ASSIGNMENT – Please print the listing that follows word for word, but skip any pictures it holds.

GIVEN RECORDS –
________________

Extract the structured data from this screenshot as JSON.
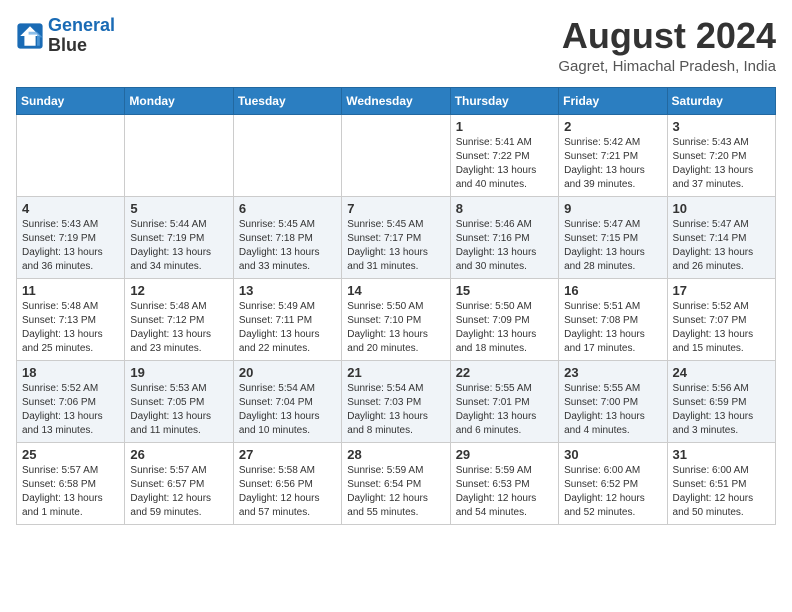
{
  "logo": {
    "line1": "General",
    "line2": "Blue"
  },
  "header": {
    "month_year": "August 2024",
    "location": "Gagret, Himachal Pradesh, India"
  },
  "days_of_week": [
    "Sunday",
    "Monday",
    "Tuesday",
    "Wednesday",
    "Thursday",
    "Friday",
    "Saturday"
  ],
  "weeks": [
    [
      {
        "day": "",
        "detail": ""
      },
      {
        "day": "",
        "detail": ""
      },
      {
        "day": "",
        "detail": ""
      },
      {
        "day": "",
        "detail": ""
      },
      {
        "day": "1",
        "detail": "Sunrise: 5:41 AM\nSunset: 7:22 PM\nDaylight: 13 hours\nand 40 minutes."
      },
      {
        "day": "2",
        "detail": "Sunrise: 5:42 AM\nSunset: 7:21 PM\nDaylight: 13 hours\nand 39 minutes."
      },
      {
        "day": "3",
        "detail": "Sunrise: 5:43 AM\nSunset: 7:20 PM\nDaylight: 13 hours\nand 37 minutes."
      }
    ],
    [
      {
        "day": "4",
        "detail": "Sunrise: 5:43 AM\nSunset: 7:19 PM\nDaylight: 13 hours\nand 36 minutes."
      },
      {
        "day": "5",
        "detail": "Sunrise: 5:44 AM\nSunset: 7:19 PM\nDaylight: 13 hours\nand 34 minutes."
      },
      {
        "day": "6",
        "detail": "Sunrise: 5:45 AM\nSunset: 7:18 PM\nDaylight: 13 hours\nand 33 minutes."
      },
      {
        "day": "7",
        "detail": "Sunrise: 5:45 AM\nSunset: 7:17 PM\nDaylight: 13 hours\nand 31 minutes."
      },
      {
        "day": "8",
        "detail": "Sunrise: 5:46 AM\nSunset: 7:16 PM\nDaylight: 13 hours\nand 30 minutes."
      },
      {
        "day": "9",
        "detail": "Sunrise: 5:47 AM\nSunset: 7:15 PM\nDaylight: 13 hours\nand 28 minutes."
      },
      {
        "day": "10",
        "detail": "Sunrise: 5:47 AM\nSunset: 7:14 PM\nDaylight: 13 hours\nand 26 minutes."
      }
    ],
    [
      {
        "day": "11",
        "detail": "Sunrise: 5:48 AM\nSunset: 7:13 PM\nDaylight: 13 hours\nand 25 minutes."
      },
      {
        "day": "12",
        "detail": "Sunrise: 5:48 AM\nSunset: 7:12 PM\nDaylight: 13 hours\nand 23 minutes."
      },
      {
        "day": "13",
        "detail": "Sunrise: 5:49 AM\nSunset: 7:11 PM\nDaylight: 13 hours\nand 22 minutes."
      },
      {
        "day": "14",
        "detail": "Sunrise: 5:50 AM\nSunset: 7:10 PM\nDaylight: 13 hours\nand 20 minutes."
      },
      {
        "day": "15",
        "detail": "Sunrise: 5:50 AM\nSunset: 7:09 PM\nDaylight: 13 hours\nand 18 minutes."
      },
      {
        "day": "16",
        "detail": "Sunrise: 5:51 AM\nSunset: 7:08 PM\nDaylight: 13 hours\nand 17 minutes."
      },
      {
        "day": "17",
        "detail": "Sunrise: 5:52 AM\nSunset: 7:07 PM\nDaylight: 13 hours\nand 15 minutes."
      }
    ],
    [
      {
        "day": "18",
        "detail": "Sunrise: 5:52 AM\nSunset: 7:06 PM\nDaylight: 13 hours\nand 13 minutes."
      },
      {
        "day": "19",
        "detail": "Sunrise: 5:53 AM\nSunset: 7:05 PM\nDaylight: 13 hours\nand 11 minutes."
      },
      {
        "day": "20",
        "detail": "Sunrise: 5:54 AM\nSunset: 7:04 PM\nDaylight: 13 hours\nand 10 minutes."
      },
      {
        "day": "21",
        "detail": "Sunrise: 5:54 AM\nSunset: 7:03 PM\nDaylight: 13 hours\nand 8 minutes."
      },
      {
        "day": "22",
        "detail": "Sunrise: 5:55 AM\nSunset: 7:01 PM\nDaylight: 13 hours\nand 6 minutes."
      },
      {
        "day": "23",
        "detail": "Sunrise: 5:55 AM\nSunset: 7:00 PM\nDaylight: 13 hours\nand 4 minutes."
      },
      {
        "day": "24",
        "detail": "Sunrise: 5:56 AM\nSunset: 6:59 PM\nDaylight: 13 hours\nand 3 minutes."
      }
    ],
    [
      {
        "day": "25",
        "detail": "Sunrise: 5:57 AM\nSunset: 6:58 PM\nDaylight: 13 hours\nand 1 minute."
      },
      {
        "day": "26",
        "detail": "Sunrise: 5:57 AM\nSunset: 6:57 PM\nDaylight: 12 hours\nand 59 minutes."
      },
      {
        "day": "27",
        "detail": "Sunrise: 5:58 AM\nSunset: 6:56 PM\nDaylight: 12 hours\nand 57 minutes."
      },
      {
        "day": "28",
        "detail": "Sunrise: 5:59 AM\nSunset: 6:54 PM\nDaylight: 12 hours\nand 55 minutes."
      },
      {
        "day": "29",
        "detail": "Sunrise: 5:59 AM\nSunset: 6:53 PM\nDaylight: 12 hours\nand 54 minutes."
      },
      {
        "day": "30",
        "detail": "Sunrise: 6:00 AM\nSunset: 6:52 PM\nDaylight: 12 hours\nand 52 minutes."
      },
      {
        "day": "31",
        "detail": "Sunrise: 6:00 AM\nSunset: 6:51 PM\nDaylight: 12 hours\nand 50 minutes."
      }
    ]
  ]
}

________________

RESPONSE TO THE TASK –
Extract the structured data from this screenshot as JSON.
{
  "logo": {
    "line1": "General",
    "line2": "Blue"
  },
  "header": {
    "month_year": "August 2024",
    "location": "Gagret, Himachal Pradesh, India"
  },
  "days_of_week": [
    "Sunday",
    "Monday",
    "Tuesday",
    "Wednesday",
    "Thursday",
    "Friday",
    "Saturday"
  ],
  "weeks": [
    [
      {
        "day": "",
        "detail": ""
      },
      {
        "day": "",
        "detail": ""
      },
      {
        "day": "",
        "detail": ""
      },
      {
        "day": "",
        "detail": ""
      },
      {
        "day": "1",
        "detail": "Sunrise: 5:41 AM\nSunset: 7:22 PM\nDaylight: 13 hours\nand 40 minutes."
      },
      {
        "day": "2",
        "detail": "Sunrise: 5:42 AM\nSunset: 7:21 PM\nDaylight: 13 hours\nand 39 minutes."
      },
      {
        "day": "3",
        "detail": "Sunrise: 5:43 AM\nSunset: 7:20 PM\nDaylight: 13 hours\nand 37 minutes."
      }
    ],
    [
      {
        "day": "4",
        "detail": "Sunrise: 5:43 AM\nSunset: 7:19 PM\nDaylight: 13 hours\nand 36 minutes."
      },
      {
        "day": "5",
        "detail": "Sunrise: 5:44 AM\nSunset: 7:19 PM\nDaylight: 13 hours\nand 34 minutes."
      },
      {
        "day": "6",
        "detail": "Sunrise: 5:45 AM\nSunset: 7:18 PM\nDaylight: 13 hours\nand 33 minutes."
      },
      {
        "day": "7",
        "detail": "Sunrise: 5:45 AM\nSunset: 7:17 PM\nDaylight: 13 hours\nand 31 minutes."
      },
      {
        "day": "8",
        "detail": "Sunrise: 5:46 AM\nSunset: 7:16 PM\nDaylight: 13 hours\nand 30 minutes."
      },
      {
        "day": "9",
        "detail": "Sunrise: 5:47 AM\nSunset: 7:15 PM\nDaylight: 13 hours\nand 28 minutes."
      },
      {
        "day": "10",
        "detail": "Sunrise: 5:47 AM\nSunset: 7:14 PM\nDaylight: 13 hours\nand 26 minutes."
      }
    ],
    [
      {
        "day": "11",
        "detail": "Sunrise: 5:48 AM\nSunset: 7:13 PM\nDaylight: 13 hours\nand 25 minutes."
      },
      {
        "day": "12",
        "detail": "Sunrise: 5:48 AM\nSunset: 7:12 PM\nDaylight: 13 hours\nand 23 minutes."
      },
      {
        "day": "13",
        "detail": "Sunrise: 5:49 AM\nSunset: 7:11 PM\nDaylight: 13 hours\nand 22 minutes."
      },
      {
        "day": "14",
        "detail": "Sunrise: 5:50 AM\nSunset: 7:10 PM\nDaylight: 13 hours\nand 20 minutes."
      },
      {
        "day": "15",
        "detail": "Sunrise: 5:50 AM\nSunset: 7:09 PM\nDaylight: 13 hours\nand 18 minutes."
      },
      {
        "day": "16",
        "detail": "Sunrise: 5:51 AM\nSunset: 7:08 PM\nDaylight: 13 hours\nand 17 minutes."
      },
      {
        "day": "17",
        "detail": "Sunrise: 5:52 AM\nSunset: 7:07 PM\nDaylight: 13 hours\nand 15 minutes."
      }
    ],
    [
      {
        "day": "18",
        "detail": "Sunrise: 5:52 AM\nSunset: 7:06 PM\nDaylight: 13 hours\nand 13 minutes."
      },
      {
        "day": "19",
        "detail": "Sunrise: 5:53 AM\nSunset: 7:05 PM\nDaylight: 13 hours\nand 11 minutes."
      },
      {
        "day": "20",
        "detail": "Sunrise: 5:54 AM\nSunset: 7:04 PM\nDaylight: 13 hours\nand 10 minutes."
      },
      {
        "day": "21",
        "detail": "Sunrise: 5:54 AM\nSunset: 7:03 PM\nDaylight: 13 hours\nand 8 minutes."
      },
      {
        "day": "22",
        "detail": "Sunrise: 5:55 AM\nSunset: 7:01 PM\nDaylight: 13 hours\nand 6 minutes."
      },
      {
        "day": "23",
        "detail": "Sunrise: 5:55 AM\nSunset: 7:00 PM\nDaylight: 13 hours\nand 4 minutes."
      },
      {
        "day": "24",
        "detail": "Sunrise: 5:56 AM\nSunset: 6:59 PM\nDaylight: 13 hours\nand 3 minutes."
      }
    ],
    [
      {
        "day": "25",
        "detail": "Sunrise: 5:57 AM\nSunset: 6:58 PM\nDaylight: 13 hours\nand 1 minute."
      },
      {
        "day": "26",
        "detail": "Sunrise: 5:57 AM\nSunset: 6:57 PM\nDaylight: 12 hours\nand 59 minutes."
      },
      {
        "day": "27",
        "detail": "Sunrise: 5:58 AM\nSunset: 6:56 PM\nDaylight: 12 hours\nand 57 minutes."
      },
      {
        "day": "28",
        "detail": "Sunrise: 5:59 AM\nSunset: 6:54 PM\nDaylight: 12 hours\nand 55 minutes."
      },
      {
        "day": "29",
        "detail": "Sunrise: 5:59 AM\nSunset: 6:53 PM\nDaylight: 12 hours\nand 54 minutes."
      },
      {
        "day": "30",
        "detail": "Sunrise: 6:00 AM\nSunset: 6:52 PM\nDaylight: 12 hours\nand 52 minutes."
      },
      {
        "day": "31",
        "detail": "Sunrise: 6:00 AM\nSunset: 6:51 PM\nDaylight: 12 hours\nand 50 minutes."
      }
    ]
  ]
}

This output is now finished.